WHAT IS NEEDED
In the listing below, locate the lines bearing the word "accel". Copy every one of them.

INFORMATION GIVEN
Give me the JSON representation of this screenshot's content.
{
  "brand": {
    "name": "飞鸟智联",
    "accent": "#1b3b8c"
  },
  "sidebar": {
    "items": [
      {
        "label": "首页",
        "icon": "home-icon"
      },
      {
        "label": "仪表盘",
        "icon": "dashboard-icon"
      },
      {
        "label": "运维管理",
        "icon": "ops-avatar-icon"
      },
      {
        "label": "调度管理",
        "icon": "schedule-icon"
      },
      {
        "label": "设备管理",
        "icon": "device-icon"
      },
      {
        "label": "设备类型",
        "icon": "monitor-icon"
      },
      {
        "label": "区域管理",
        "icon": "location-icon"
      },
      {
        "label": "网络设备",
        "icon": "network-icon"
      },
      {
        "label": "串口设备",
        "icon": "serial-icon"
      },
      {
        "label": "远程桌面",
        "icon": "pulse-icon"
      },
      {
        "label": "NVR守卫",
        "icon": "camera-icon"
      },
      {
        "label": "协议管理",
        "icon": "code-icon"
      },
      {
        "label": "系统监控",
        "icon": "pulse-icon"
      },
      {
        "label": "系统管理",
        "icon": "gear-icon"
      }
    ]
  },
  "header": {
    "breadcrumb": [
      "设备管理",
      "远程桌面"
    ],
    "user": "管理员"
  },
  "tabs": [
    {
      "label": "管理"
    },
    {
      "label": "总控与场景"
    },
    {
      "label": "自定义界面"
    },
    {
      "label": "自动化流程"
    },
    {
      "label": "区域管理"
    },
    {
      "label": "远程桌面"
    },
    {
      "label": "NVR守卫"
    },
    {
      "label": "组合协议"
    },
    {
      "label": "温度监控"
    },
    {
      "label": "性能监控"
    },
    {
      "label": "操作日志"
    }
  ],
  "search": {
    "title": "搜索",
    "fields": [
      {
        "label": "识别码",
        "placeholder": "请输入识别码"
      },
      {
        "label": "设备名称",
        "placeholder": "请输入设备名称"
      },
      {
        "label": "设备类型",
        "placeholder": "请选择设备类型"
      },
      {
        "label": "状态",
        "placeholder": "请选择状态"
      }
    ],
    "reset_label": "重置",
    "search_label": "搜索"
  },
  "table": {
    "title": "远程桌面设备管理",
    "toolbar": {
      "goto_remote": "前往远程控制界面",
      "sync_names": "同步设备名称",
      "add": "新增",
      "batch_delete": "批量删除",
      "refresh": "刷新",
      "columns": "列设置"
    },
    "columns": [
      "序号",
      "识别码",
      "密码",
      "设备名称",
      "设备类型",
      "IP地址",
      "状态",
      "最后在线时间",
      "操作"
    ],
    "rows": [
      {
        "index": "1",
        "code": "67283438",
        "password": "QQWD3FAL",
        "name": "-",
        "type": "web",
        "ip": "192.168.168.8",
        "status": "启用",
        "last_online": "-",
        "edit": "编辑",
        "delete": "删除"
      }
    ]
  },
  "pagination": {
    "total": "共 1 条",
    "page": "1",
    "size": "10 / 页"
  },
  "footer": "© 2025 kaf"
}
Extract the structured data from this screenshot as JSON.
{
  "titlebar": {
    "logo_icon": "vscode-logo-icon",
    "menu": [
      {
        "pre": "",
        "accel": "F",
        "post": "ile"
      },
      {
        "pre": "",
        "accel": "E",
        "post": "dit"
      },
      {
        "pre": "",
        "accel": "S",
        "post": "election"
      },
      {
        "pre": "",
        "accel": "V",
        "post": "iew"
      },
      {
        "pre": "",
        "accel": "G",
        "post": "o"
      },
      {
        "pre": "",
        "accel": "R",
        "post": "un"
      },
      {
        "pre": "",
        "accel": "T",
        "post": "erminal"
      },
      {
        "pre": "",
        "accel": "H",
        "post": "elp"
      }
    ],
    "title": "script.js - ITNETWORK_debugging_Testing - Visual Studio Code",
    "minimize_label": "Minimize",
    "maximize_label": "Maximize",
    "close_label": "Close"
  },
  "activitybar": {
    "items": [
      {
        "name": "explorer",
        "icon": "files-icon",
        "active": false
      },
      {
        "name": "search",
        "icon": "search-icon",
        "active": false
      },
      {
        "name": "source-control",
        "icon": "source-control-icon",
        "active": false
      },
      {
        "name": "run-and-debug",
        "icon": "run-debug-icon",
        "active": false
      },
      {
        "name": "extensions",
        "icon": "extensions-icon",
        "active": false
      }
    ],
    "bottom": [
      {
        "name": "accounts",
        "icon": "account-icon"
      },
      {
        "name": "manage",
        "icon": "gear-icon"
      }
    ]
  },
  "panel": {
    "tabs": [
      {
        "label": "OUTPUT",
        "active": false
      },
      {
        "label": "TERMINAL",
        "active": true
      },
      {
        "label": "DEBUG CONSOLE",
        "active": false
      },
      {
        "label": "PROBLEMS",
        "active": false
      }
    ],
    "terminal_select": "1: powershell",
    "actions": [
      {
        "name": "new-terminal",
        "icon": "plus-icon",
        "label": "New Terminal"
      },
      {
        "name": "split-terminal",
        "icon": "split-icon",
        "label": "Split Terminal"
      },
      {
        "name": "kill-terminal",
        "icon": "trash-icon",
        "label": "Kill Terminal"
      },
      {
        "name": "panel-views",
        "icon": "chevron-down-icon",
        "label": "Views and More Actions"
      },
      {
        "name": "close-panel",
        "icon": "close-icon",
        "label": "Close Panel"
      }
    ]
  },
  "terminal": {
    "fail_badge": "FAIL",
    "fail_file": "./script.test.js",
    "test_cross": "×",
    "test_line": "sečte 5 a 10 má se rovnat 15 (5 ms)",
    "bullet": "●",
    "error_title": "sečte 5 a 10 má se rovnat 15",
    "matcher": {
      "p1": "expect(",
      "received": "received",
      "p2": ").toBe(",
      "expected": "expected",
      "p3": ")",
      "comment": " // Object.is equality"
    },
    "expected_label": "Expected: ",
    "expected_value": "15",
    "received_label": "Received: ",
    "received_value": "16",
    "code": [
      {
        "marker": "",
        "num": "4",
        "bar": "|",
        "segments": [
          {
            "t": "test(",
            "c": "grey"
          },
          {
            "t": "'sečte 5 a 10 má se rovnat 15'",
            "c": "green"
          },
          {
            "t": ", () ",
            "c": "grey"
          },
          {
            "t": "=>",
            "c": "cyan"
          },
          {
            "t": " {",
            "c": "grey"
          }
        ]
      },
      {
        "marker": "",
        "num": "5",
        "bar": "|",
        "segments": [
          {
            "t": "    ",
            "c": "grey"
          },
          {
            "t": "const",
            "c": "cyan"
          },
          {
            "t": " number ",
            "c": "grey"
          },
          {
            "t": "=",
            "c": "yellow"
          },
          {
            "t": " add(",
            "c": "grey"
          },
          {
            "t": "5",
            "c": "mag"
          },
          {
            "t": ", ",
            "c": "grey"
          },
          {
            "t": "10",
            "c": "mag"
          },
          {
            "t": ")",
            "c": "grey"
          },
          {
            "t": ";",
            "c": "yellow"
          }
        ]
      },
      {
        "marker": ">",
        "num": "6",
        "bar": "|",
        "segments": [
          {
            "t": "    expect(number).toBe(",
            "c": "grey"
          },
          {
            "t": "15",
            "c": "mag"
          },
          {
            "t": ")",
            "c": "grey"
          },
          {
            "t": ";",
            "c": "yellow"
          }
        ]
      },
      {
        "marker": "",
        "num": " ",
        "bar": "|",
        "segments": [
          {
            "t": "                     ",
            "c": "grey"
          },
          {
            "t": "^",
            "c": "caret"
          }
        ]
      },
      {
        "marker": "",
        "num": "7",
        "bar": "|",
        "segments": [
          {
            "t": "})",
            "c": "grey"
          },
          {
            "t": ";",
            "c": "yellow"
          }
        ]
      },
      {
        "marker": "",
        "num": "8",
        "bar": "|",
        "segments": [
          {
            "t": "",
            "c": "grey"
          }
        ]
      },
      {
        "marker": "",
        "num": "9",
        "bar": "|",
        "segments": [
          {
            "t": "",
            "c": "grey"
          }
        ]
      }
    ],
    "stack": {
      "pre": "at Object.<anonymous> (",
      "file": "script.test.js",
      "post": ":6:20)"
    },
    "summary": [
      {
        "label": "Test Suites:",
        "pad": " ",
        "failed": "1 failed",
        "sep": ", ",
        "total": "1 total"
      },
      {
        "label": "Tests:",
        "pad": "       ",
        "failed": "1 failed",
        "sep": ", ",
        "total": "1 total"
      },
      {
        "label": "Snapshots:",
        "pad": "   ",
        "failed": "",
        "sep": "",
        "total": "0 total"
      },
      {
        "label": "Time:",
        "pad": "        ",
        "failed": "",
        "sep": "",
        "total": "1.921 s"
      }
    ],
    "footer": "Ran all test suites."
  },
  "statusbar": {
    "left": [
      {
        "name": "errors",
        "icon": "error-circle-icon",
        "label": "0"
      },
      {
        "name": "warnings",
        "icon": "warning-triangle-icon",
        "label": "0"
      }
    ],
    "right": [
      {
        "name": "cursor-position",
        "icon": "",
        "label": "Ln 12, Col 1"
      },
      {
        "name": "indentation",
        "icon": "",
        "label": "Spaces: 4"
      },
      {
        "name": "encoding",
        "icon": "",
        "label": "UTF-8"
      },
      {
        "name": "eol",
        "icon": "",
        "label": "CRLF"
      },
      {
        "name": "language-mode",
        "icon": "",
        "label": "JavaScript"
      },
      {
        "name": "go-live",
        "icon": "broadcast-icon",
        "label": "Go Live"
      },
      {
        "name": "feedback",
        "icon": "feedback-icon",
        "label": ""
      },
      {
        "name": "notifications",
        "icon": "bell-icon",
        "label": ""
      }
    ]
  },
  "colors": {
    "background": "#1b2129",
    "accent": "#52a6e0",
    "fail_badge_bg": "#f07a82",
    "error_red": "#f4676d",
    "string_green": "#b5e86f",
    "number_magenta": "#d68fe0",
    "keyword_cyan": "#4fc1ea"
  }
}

YOUR RESPONSE
        "accel": "F",
        "accel": "E",
        "accel": "S",
        "accel": "V",
        "accel": "G",
        "accel": "R",
        "accel": "T",
        "accel": "H",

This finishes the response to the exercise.